A rider who hit a kangaroo on an outback NSW road in 2013 won his bid for compensation in the NSW Supreme Court for a blameless accident last year, but now the judgement is mired in the appeals process.
The rider was travelling south on the dirt road between Hungerford and Bourke in 2013 on an BMW F 650 GS Dakar when a kangaroo jumped out of the shadows and hit the rider, resulting in serious injuries.
Hungerford road is one of the long straight and wide red dirt and bull dust roads typical of the far west of NSW. It is only graded every six months or so and often corrugated, with low scrub on both sides.
A claim for injury compensation was made under the NSW CTP no-fault insurance scheme.
The CTP insurer rejected the claim on the basis that the driver in a single vehicle accident was not entitled to claim under the NSW CTP scheme and secondly that it was not a blameless accident due to the speed the rider was travelling at even though it was under the 100km/h speed limit for the road.
The case required thorough examination of the way the NSW legislation is written to determine the ability of the rider to make the claim and then examination of whether the speed of the rider was a factor in the cause of the accident.
The court case found that under the NSW CTP scheme a rider or driver is entitled to claim where the accident is not as a result of their own actions or in other words is a “blameless accident”. This is an important legal point for riders and drivers.
Secondly the Judge accepted the rider’s judgement that the speed at the time of the accident was appropriate in the road conditions at the time of the accident. It is not often a rider’s judgement is accepted over the experts who are brought into a case years after the fact of an accident.
One aspect of the case and a previous case brought before the courts which is worth noting is that if the rider had swerved to avoid the kangaroo he may not have been entitled to claim as the resultant accident may have been considered due to his actions not the actions of the roo.
However, the judgement was appealed and a new decision handed down that also pointed out that it doesn’t matter if you perceive a threat and have no time to react.
Now that decision is subject to yet another appeal, so the final judgement on where riders stand when they hit fauna or stray livestock is still up in the air, at least in NSW.

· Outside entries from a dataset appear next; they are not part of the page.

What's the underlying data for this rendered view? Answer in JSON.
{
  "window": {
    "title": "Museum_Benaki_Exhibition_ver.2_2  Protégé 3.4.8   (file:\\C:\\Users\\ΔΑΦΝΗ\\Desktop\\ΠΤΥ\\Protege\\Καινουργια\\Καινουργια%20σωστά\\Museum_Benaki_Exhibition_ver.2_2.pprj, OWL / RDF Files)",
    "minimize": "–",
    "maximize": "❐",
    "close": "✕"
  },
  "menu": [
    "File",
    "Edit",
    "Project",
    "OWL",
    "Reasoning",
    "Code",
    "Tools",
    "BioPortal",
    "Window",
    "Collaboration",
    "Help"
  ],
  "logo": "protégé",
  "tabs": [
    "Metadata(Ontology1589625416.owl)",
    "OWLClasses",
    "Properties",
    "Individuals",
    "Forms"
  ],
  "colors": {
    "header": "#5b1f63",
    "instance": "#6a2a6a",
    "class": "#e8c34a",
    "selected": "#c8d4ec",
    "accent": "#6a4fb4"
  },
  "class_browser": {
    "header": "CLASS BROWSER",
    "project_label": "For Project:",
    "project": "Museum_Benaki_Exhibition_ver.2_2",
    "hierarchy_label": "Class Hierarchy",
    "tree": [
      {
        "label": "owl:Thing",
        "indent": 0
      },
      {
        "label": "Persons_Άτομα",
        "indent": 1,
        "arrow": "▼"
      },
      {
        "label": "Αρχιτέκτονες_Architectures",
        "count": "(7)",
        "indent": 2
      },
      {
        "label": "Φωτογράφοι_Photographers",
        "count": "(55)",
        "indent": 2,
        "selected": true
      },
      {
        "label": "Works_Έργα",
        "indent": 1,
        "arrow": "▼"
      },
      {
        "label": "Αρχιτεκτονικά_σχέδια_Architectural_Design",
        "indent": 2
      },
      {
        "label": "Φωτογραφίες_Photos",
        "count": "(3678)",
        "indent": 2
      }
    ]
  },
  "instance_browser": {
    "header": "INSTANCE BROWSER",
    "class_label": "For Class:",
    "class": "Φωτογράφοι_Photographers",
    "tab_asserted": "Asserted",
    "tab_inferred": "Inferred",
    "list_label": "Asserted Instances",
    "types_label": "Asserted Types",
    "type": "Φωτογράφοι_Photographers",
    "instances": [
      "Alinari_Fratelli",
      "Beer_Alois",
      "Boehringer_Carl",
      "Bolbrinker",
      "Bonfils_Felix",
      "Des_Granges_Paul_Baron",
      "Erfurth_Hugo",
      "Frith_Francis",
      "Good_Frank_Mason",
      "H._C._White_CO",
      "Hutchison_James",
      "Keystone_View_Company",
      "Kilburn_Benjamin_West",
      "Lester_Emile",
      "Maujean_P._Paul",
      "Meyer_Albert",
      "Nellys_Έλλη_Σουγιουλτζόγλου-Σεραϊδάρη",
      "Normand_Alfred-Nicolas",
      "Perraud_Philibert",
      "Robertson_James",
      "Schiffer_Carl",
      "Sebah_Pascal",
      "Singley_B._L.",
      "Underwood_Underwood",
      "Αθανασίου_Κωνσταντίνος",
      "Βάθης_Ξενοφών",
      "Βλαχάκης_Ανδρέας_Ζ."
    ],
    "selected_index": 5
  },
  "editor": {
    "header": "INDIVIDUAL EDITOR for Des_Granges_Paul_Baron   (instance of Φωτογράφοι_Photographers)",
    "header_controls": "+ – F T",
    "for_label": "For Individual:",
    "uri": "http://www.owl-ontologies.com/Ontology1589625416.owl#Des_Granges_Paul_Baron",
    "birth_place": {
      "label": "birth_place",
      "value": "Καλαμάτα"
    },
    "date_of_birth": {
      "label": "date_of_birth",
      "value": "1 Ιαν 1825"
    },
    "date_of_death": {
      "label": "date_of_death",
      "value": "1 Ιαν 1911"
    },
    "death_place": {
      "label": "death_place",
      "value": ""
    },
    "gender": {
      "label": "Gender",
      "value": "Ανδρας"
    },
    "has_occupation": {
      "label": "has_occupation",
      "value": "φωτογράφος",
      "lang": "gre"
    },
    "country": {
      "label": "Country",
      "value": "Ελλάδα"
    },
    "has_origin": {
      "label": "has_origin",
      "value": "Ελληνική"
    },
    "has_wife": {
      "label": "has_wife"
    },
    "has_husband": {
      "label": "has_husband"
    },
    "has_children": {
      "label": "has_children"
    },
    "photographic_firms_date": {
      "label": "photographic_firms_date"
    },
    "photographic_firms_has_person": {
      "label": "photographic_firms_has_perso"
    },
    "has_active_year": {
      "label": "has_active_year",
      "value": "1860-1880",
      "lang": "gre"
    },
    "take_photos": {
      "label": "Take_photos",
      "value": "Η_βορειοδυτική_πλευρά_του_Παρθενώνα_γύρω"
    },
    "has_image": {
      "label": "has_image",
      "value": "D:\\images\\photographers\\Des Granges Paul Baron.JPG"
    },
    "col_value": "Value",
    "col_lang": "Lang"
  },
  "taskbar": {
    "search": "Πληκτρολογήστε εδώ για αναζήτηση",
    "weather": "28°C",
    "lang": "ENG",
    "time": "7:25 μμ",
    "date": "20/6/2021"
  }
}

The laws may vary from state to state and it s best to seek legal help to recover damages in a motorcycle crash with livestock or fauna.
- Original story by Wayne Carruthers